Winding Creek
Pygmy Goat Farm

Frequently Asked Questions


Q. What is a Wether?

A. A Wether is a castrated male goat. Castration is most often performed on young male kids not needed for breeding. Castration involves the cutting of the testicles and is best performed within the first 3 months to lessen the pain and trauma involved. Castration presents a number of benefits including a decrease in many diseases and conditions, in particular, Urinary Calculi.

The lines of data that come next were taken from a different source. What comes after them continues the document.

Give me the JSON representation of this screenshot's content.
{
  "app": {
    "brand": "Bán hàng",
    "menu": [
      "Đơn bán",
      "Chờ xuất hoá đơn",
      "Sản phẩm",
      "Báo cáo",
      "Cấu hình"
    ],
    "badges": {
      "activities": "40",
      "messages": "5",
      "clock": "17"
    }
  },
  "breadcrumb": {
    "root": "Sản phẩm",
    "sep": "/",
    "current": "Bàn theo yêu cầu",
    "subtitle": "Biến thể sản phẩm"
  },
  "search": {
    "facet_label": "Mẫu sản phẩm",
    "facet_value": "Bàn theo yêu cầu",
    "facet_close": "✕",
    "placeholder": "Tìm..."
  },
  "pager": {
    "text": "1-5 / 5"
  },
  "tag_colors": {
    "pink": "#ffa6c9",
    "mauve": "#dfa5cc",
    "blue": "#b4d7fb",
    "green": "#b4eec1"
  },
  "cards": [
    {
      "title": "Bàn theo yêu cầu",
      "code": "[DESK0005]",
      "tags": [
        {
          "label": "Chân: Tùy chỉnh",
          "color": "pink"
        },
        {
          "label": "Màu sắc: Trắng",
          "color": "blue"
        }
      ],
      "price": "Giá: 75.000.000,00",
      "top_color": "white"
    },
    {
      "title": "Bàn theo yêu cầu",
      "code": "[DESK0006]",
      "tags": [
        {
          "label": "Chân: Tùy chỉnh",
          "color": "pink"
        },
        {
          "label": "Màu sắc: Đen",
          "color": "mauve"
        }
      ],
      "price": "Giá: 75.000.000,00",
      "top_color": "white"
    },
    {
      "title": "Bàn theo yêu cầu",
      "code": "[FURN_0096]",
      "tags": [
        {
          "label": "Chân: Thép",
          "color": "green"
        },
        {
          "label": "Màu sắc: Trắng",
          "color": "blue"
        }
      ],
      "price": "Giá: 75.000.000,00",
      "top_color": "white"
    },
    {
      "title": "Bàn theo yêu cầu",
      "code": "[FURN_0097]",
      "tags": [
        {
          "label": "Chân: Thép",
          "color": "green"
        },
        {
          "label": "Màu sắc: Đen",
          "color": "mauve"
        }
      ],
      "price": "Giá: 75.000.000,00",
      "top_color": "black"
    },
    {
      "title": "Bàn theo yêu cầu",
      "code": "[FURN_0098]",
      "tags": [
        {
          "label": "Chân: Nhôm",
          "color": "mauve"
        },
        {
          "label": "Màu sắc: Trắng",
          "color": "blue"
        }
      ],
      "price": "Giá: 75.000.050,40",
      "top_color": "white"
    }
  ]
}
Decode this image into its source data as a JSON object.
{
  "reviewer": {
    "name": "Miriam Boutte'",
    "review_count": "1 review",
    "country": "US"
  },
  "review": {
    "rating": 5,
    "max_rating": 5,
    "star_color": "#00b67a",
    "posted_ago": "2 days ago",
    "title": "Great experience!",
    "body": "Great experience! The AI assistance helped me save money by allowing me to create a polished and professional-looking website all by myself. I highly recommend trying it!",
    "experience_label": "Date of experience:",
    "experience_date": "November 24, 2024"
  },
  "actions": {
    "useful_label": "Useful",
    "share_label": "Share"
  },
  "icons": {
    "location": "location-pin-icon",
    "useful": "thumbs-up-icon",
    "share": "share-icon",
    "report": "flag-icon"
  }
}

Castration also eliminates the "buck odor" associated with an uncastrated male, and greatly calms their personality making them a wonderful pet for children.


Q. I am looking for a pygmy goat to be a pet so do I want a Doe or a Buck?

A.  Well it all depends on what you plan to do with your pet.  If you think you might want to breed your goat later then yes a Doe would be your better pick.  Should you not want to breed then you might want to consider a Wether.  But rarely would you want to consider a Buck as a pet.


Q. Will one goat be fine alone?  

A. No, because goats are herd animals.  You might feel that you don't have the space or the time for two goats but you will find that the demands one lonely goat will put on your time is well worth purchasing and caring for two.


Q. How old should they be before they are mated?

A. I prefer to wait until the Doe is at least a year old or older.  You will need to be careful if you purchase two goats - male and female - as they can mate and produce as young as 2 months of age.  This most ofter results in the death of the mother and the kid.


Q. If I have a male and a female when should I separate them?

A. You will need to keep them separated from 2 months of age until after the Doe is 12 months old.


Q. What do they eat?

A.  Food usually is no problem since they are grass eaters and like to forage for their food.  However I do feed some grain year round and of course I make sure they have plenty of good clean hay. Always have clean fresh water available.


Q. What do I do if they get sick?

A.  Most  pygmy goats respond well to medicines that you would use on your child if they were sick.  I would recommend that you purchase a good Management and Veterinary Care book and read it.  Try to find a good Vet  that not only works on goats but raises them as well.  And I would make sure that I have needed supplies on hand such as the following list:

  1. Proboiotic Paste with Vitamins – Helps a goat’s digestive tract when under stress
  1. Nutri Drench - For Goats off feed due to travel, stress, weather, disease, scours, etc.
  1. Hoof Trimmer - Keep a watch on goat to see how often you might need to do this.  recommend checking on monthly bases until you know your goat’s needs.
  1. Safe Guard liquid for goats or Safe Guard Paste Wormer - Spring and Fall for sure – fist dose then 2 weeks later a second dose.   Rotate pasture to keep down on worms and rotate type of wormer used after a year or two.
  1. Lice Dust - Winter time is a dark time of year and Lice enjoy living off your goat so you  will need to dust him in early December and again two weeks later.  Repeat in early February with a two week follow-up.
  1. Thermometer - Most goats have a temperature of 102 degrees but you will need to take  your goats temp when he is well to know what your goat will run.  If it is  ever a degree or two higher most likely he has Pneumonia and will need to be treated.
  1. Borax – use this in the stall to help keep down worms.  Make sure you don’t leave lumps that the goat will eat. Also spreading lime helps to keep down the worms and the lice.
  2. Pepto-Bismol – good to have around in case of stomach problems
  3. White Karo Syrup – mix 2 Tablespoons in 4 ounces of warm water when ever goat is not eating, has been sick etc.  This helps to keep their sugar balanced.
  4. Geritol – white gums mean that something has lowered the red blood cells-usually worms.  The goat needs to be built back up in order to eat properly. First dose 20 cc’s then follow with 10 cc’s 3 times a day for 3 days.